Sprinkled throughout are 17 small towns named for landowners, men of the church and historical characters. Among them are Bethulie, Edenburg, Fauresmith, Jacobsdal, Luckhoff, Petrusburg, Phillipolis, Reddersburg, Rouxville, Smithfield, Springfontein, Trompsburg and Zastron.
Trompsburg, a centre of merino sheep-farming, is the seat of administration. Two other towns, Koffiefontein and Jagersfontein, are diamond-mining centres.
Xhariep revels in big blue, unpolluted skies, religious and historical sites and some fascinating geographical features.
Look out for
Capital city architecture – Bloemfontein has historical buildings by the dozen, many of them reflecting the sandstone architecture of the late 19th century. The institutions that line President Brand Street are good examples. See the City Hall, the Ou Raadsaal, the Literature Museum and the Supreme Court of Appeal.
Naval Hill – This hill is a source of pride to residents of Bloemfontein. It offers great views of the town and its slopes are the location of the Franklin Game Reserve. An observatory at the top has been converted into a theatre.
Ladybrand – This town, from where the sandstone to construct the Union Buildings in Pretoria was mined, packs a lot into limited space. In its vicinity are rock art sites, two locations where important dinosaur fossils were found, and Modderpoort, an Anglican Mission Station that also contains the grave of the legendary Basotho prophet, Mantsopa.
Maria Moroka Game Reserve – This national park, which includes the Groothoek Dam, is found at the foot of the Thaba Nchu Mountain and contains zebras, eland, red hartebees, black wildebeest, springbok, blesbok and white rhino. An eight-kilometre hike through the park is popular with tourists and yields good birding. Alternately, game drives under the guidance of a ranger can be taken.
Zastron – Situated between the Caledon and Orange Rivers, Zastron boasts a number of natural features. The Eye of Zastron is a hole in a large sandstone ridge on Aasvoëlberg or Vulture Hill, looming over the town. The Hippopotamus Cave takes its name from numerous hippo paintings on its rocks created by the San, while on the Glen Rosa Farm there’s a cave with a San frieze five meters high. Two dams in the town’s environs offer recreation – Eeufeeskloof and Montagu. The Manyaputi Nature Reserve in also located here.
Tiger Canyons Breeding Project – On the farm, Tiger Canyons, wildlife specialist John Varty is undertaking an experiment to breed free-ranging, self-sustaining tiger populations in the wild, outside Asia. Visitors can take a game drive in a 4x4 vehicle, adapted for their safety, in order to see the tigers at close range.

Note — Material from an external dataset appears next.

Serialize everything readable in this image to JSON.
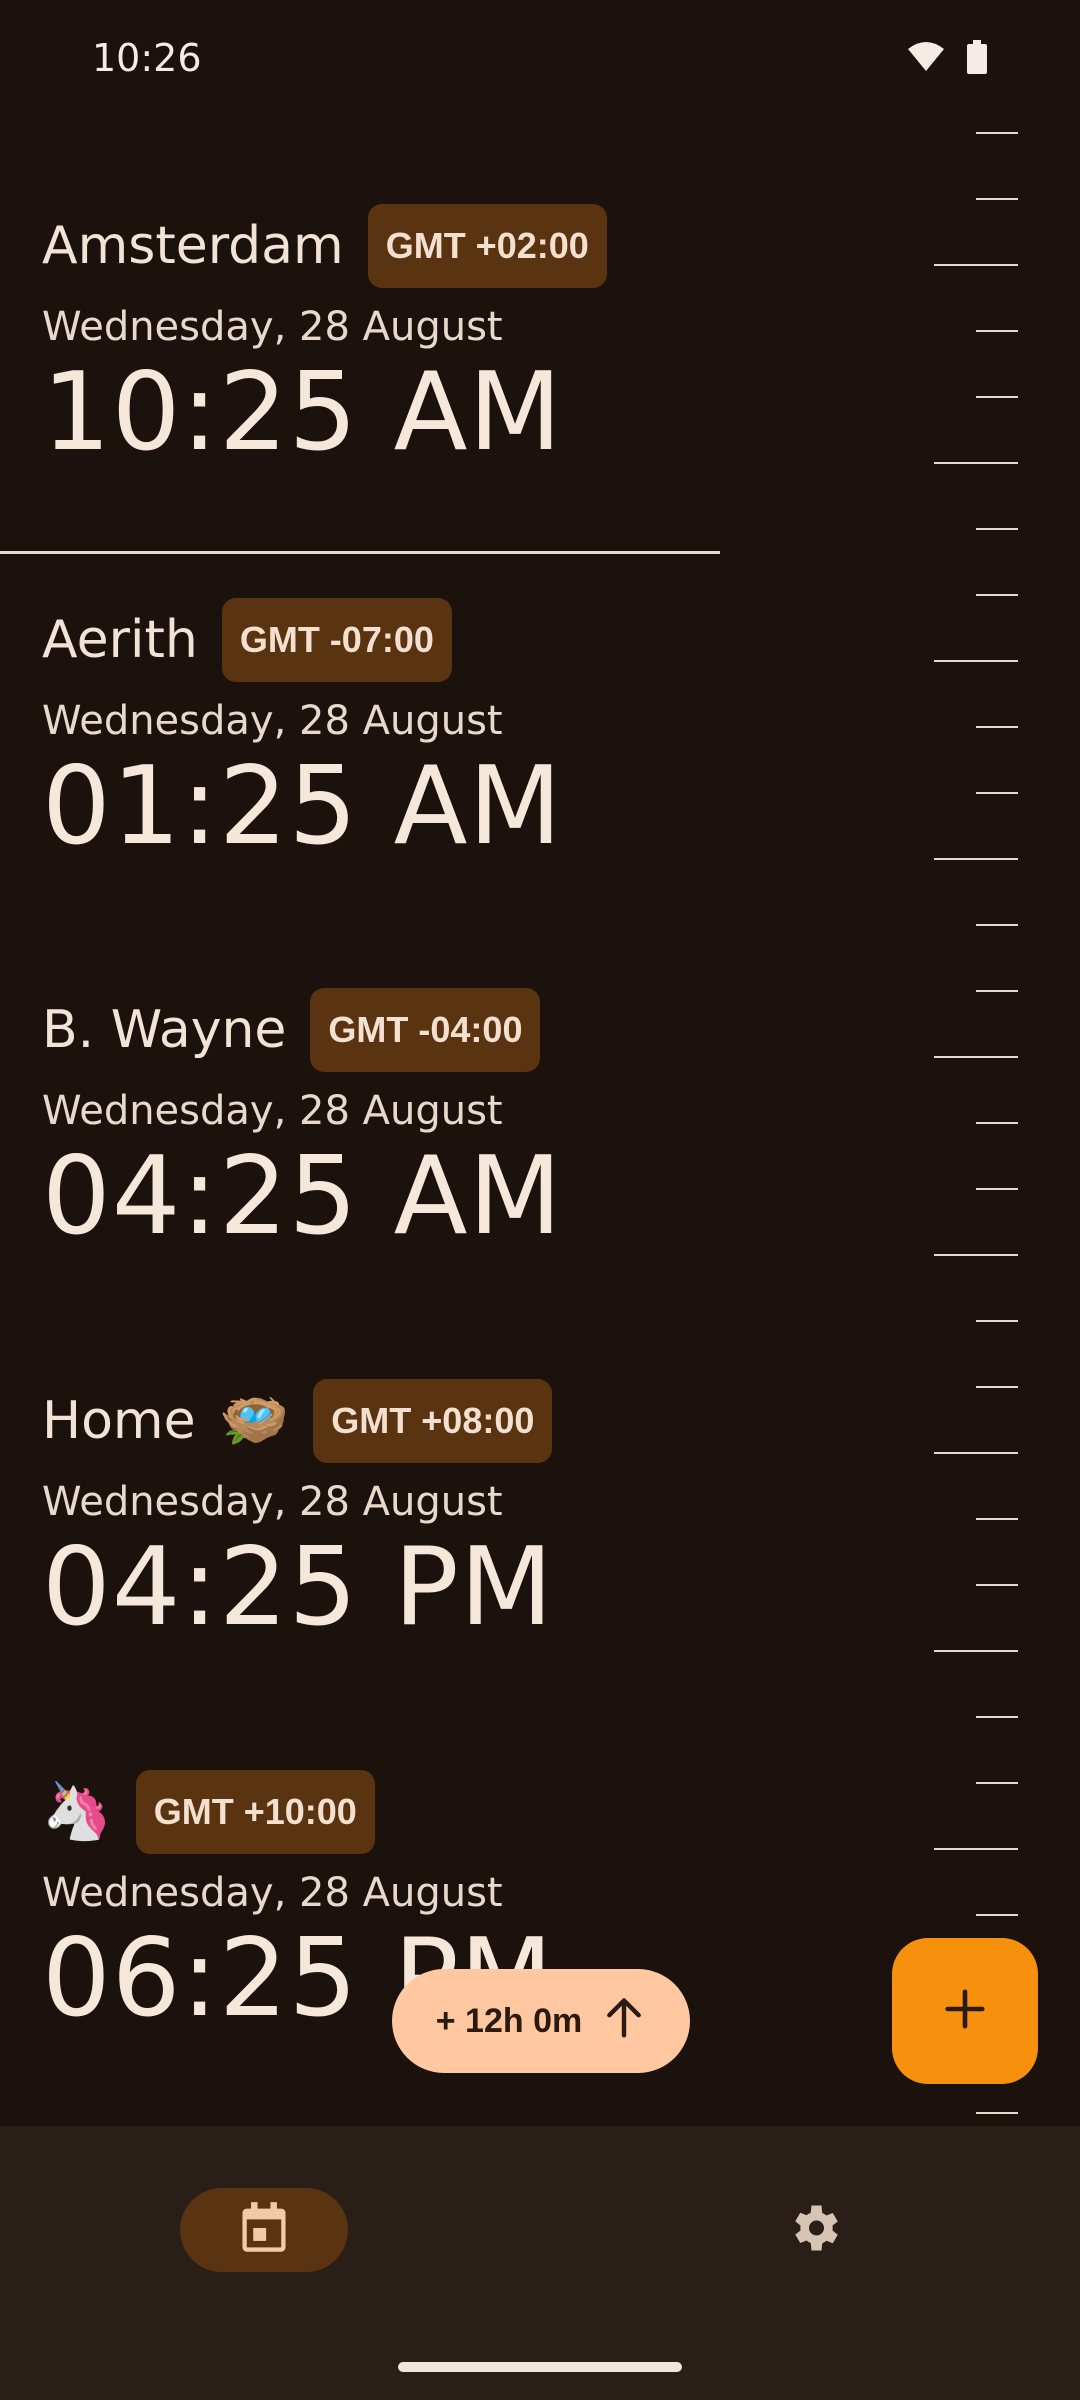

Letsatsi Game Lodge – This reserve is located near Smithfield on the road to Bethulie and offers game drives, horse rides and hiking. Both chalet and tented accommodation is available. There are also conference facilities. Buffalo, eland and black wildebeest are some of the game stocked.

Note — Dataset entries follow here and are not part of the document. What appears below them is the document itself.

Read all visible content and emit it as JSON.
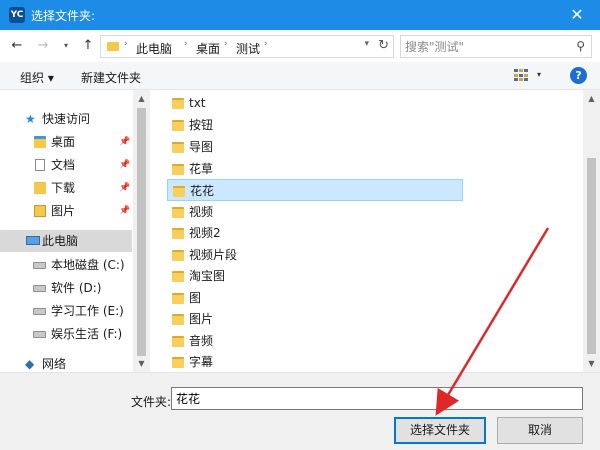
{
  "window": {
    "title": "选择文件夹:",
    "app_icon_text": "YC",
    "close_glyph": "✕"
  },
  "nav": {
    "back": "←",
    "forward": "→",
    "recent": "▾",
    "up": "↑"
  },
  "address": {
    "crumbs": [
      "此电脑",
      "桌面",
      "测试"
    ],
    "separator": "›",
    "dropdown": "▾",
    "refresh": "↻"
  },
  "search": {
    "placeholder": "搜索\"测试\"",
    "icon": "⚲"
  },
  "toolbar": {
    "organize_label": "组织 ▾",
    "new_folder_label": "新建文件夹",
    "view_dropdown": "▾",
    "help": "?"
  },
  "sidebar": {
    "items": [
      {
        "label": "快速访问",
        "icon": "star-icon"
      },
      {
        "label": "桌面",
        "icon": "desktop-folder-icon",
        "pinned": true
      },
      {
        "label": "文档",
        "icon": "document-icon",
        "pinned": true
      },
      {
        "label": "下载",
        "icon": "download-icon",
        "pinned": true
      },
      {
        "label": "图片",
        "icon": "pictures-icon",
        "pinned": true
      },
      {
        "label": "此电脑",
        "icon": "computer-icon",
        "selected": true
      },
      {
        "label": "本地磁盘 (C:)",
        "icon": "drive-icon"
      },
      {
        "label": "软件 (D:)",
        "icon": "drive-icon"
      },
      {
        "label": "学习工作 (E:)",
        "icon": "drive-icon"
      },
      {
        "label": "娱乐生活 (F:)",
        "icon": "drive-icon"
      },
      {
        "label": "网络",
        "icon": "network-icon"
      }
    ],
    "pin_glyph": "📌"
  },
  "files": [
    {
      "name": "txt"
    },
    {
      "name": "按钮"
    },
    {
      "name": "导图"
    },
    {
      "name": "花草"
    },
    {
      "name": "花花",
      "selected": true
    },
    {
      "name": "视频"
    },
    {
      "name": "视频2"
    },
    {
      "name": "视频片段"
    },
    {
      "name": "淘宝图"
    },
    {
      "name": "图"
    },
    {
      "name": "图片"
    },
    {
      "name": "音频"
    },
    {
      "name": "字幕"
    }
  ],
  "scroll": {
    "up": "▲",
    "down": "▼"
  },
  "footer": {
    "folder_label": "文件夹:",
    "folder_value": "花花",
    "select_button": "选择文件夹",
    "cancel_button": "取消"
  },
  "colors": {
    "titlebar": "#1c8ce6",
    "selection": "#cce8ff",
    "annotation_arrow": "#e02828"
  }
}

Jagersfontein’s diamond heyday - In the 1890s, diamond mining in Jagersfontein yielded two notable gems, the 972-carat Excelsior diamond and the 637-carat Reitz diamond. Digging came to an end in the late 1960s, but one can still visit the old mine where the diamond rush started. The Open Mine Museum makes an interesting tour, or one can hike the Diggers Groot Gat Trail, a 35-kilometre walk over three days.

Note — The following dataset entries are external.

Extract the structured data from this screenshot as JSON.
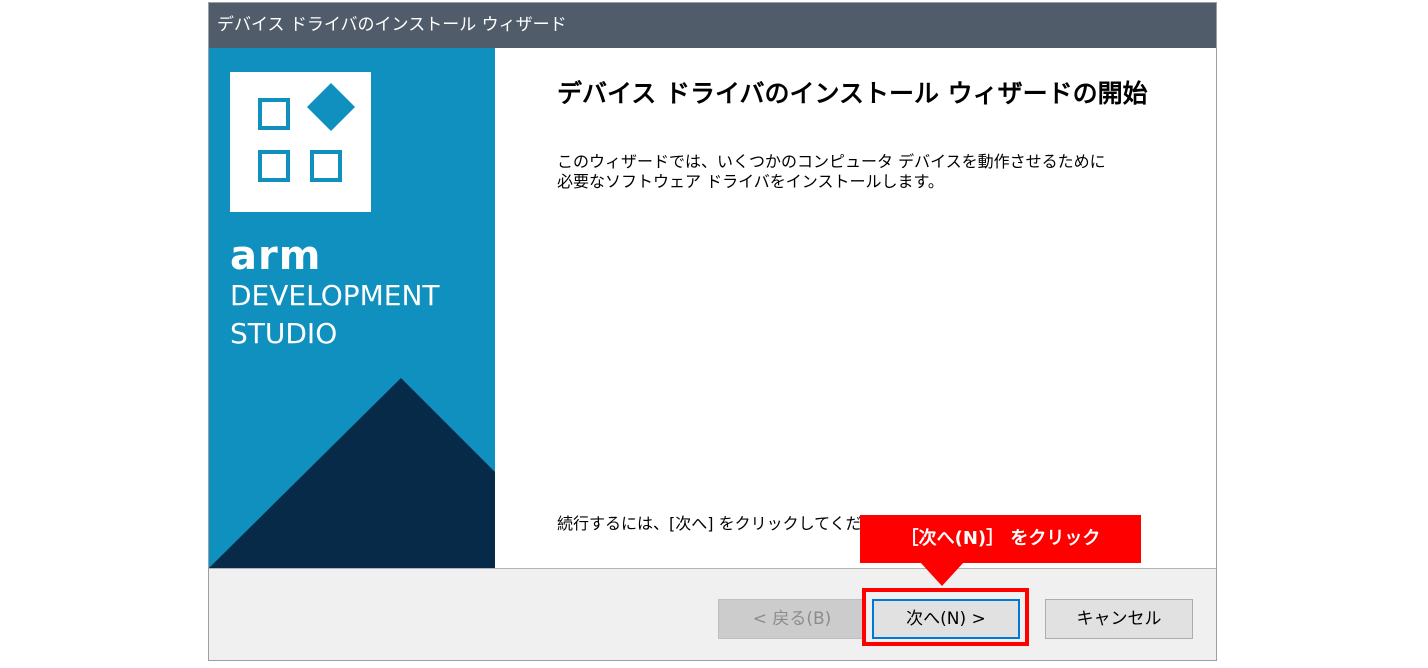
{
  "window": {
    "title": "デバイス ドライバのインストール ウィザード"
  },
  "sidebar": {
    "brand_primary": "arm",
    "brand_line1": "DEVELOPMENT",
    "brand_line2": "STUDIO",
    "colors": {
      "background": "#0f90be",
      "mountain": "#062a48"
    }
  },
  "main": {
    "heading": "デバイス ドライバのインストール ウィザードの開始",
    "description_line1": "このウィザードでは、いくつかのコンピュータ デバイスを動作させるために",
    "description_line2": "必要なソフトウェア ドライバをインストールします。",
    "continue_text": "続行するには、[次へ] をクリックしてください。"
  },
  "footer": {
    "back_label": "< 戻る(B)",
    "next_label": "次へ(N) >",
    "cancel_label": "キャンセル"
  },
  "annotation": {
    "callout_text": "［次へ(N)］ をクリック",
    "color": "#ff0000"
  }
}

Oude Kraal Country Estate and Spa is a great place for good food and wine. The Colonial Restaurant offers six-course dinners and the food is legendary.